Work to complete: Every record below should be printed exactly as given.

[App and web page records]
#####

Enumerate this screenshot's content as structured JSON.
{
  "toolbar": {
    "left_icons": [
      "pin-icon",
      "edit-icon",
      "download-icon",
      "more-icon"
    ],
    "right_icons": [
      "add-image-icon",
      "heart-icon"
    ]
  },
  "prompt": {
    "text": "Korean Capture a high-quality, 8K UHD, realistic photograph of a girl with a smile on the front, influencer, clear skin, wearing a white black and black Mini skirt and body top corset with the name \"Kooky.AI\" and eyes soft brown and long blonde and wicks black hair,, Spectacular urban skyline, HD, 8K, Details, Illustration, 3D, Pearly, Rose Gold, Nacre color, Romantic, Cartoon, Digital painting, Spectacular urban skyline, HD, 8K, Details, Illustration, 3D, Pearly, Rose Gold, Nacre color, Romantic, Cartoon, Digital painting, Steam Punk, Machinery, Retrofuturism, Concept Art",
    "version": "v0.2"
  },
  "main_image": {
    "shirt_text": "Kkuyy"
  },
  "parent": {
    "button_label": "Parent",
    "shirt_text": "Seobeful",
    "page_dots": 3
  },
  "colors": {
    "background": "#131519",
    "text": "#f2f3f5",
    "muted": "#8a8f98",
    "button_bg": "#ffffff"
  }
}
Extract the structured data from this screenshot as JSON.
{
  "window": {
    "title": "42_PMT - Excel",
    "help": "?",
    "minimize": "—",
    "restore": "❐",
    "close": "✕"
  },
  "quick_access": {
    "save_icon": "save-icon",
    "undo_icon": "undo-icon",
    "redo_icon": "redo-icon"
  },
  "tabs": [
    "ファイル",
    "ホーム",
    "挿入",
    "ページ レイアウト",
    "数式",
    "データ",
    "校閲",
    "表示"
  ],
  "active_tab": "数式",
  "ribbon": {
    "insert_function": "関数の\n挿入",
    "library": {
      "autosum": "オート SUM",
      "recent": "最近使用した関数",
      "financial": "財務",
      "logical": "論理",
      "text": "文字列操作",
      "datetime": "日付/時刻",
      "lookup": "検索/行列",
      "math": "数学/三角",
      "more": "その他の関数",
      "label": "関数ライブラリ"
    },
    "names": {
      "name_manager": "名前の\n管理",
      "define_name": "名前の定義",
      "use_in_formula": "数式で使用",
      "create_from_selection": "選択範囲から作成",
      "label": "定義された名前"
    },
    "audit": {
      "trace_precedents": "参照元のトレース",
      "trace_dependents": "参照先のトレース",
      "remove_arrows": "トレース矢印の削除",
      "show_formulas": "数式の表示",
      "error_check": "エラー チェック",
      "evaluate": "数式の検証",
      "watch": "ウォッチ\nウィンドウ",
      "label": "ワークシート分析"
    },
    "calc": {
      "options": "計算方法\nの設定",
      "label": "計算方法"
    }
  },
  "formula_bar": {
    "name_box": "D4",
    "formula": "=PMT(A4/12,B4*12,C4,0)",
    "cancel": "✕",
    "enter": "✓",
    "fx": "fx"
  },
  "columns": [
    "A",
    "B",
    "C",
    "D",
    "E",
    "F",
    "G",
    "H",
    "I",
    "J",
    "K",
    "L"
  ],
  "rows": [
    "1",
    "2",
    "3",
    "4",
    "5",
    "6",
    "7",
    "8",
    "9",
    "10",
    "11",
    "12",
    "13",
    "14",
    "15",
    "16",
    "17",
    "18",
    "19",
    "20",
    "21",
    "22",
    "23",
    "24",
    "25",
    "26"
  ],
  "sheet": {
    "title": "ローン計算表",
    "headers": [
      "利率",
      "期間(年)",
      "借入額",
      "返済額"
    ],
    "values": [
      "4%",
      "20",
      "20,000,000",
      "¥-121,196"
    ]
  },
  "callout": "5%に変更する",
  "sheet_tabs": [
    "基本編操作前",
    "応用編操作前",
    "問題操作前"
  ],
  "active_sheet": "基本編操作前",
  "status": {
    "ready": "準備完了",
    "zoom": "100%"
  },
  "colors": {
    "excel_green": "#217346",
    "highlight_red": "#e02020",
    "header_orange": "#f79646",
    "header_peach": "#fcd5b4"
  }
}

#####

Result of the exercise:
Enumerate this screenshot's content as structured JSON.
{
  "toolbar": {
    "left_icons": [
      "pin-icon",
      "edit-icon",
      "download-icon",
      "more-icon"
    ],
    "right_icons": [
      "add-image-icon",
      "heart-icon"
    ]
  },
  "prompt": {
    "text": "Korean Capture a high-quality, 8K UHD, realistic photograph of a girl with a smile on the front, influencer, clear skin, wearing a white black and black Mini skirt and body top corset with the name \"Kooky.AI\" and eyes soft brown and long blonde and wicks black hair,, Spectacular urban skyline, HD, 8K, Details, Illustration, 3D, Pearly, Rose Gold, Nacre color, Romantic, Cartoon, Digital painting, Spectacular urban skyline, HD, 8K, Details, Illustration, 3D, Pearly, Rose Gold, Nacre color, Romantic, Cartoon, Digital painting, Steam Punk, Machinery, Retrofuturism, Concept Art",
    "version": "v0.2"
  },
  "main_image": {
    "shirt_text": "Kkuyy"
  },
  "parent": {
    "button_label": "Parent",
    "shirt_text": "Seobeful",
    "page_dots": 3
  },
  "colors": {
    "background": "#131519",
    "text": "#f2f3f5",
    "muted": "#8a8f98",
    "button_bg": "#ffffff"
  }
}
Extract the structured data from this screenshot as JSON.
{
  "window": {
    "title": "42_PMT - Excel",
    "help": "?",
    "minimize": "—",
    "restore": "❐",
    "close": "✕"
  },
  "quick_access": {
    "save_icon": "save-icon",
    "undo_icon": "undo-icon",
    "redo_icon": "redo-icon"
  },
  "tabs": [
    "ファイル",
    "ホーム",
    "挿入",
    "ページ レイアウト",
    "数式",
    "データ",
    "校閲",
    "表示"
  ],
  "active_tab": "数式",
  "ribbon": {
    "insert_function": "関数の\n挿入",
    "library": {
      "autosum": "オート SUM",
      "recent": "最近使用した関数",
      "financial": "財務",
      "logical": "論理",
      "text": "文字列操作",
      "datetime": "日付/時刻",
      "lookup": "検索/行列",
      "math": "数学/三角",
      "more": "その他の関数",
      "label": "関数ライブラリ"
    },
    "names": {
      "name_manager": "名前の\n管理",
      "define_name": "名前の定義",
      "use_in_formula": "数式で使用",
      "create_from_selection": "選択範囲から作成",
      "label": "定義された名前"
    },
    "audit": {
      "trace_precedents": "参照元のトレース",
      "trace_dependents": "参照先のトレース",
      "remove_arrows": "トレース矢印の削除",
      "show_formulas": "数式の表示",
      "error_check": "エラー チェック",
      "evaluate": "数式の検証",
      "watch": "ウォッチ\nウィンドウ",
      "label": "ワークシート分析"
    },
    "calc": {
      "options": "計算方法\nの設定",
      "label": "計算方法"
    }
  },
  "formula_bar": {
    "name_box": "D4",
    "formula": "=PMT(A4/12,B4*12,C4,0)",
    "cancel": "✕",
    "enter": "✓",
    "fx": "fx"
  },
  "columns": [
    "A",
    "B",
    "C",
    "D",
    "E",
    "F",
    "G",
    "H",
    "I",
    "J",
    "K",
    "L"
  ],
  "rows": [
    "1",
    "2",
    "3",
    "4",
    "5",
    "6",
    "7",
    "8",
    "9",
    "10",
    "11",
    "12",
    "13",
    "14",
    "15",
    "16",
    "17",
    "18",
    "19",
    "20",
    "21",
    "22",
    "23",
    "24",
    "25",
    "26"
  ],
  "sheet": {
    "title": "ローン計算表",
    "headers": [
      "利率",
      "期間(年)",
      "借入額",
      "返済額"
    ],
    "values": [
      "4%",
      "20",
      "20,000,000",
      "¥-121,196"
    ]
  },
  "callout": "5%に変更する",
  "sheet_tabs": [
    "基本編操作前",
    "応用編操作前",
    "問題操作前"
  ],
  "active_sheet": "基本編操作前",
  "status": {
    "ready": "準備完了",
    "zoom": "100%"
  },
  "colors": {
    "excel_green": "#217346",
    "highlight_red": "#e02020",
    "header_orange": "#f79646",
    "header_peach": "#fcd5b4"
  }
}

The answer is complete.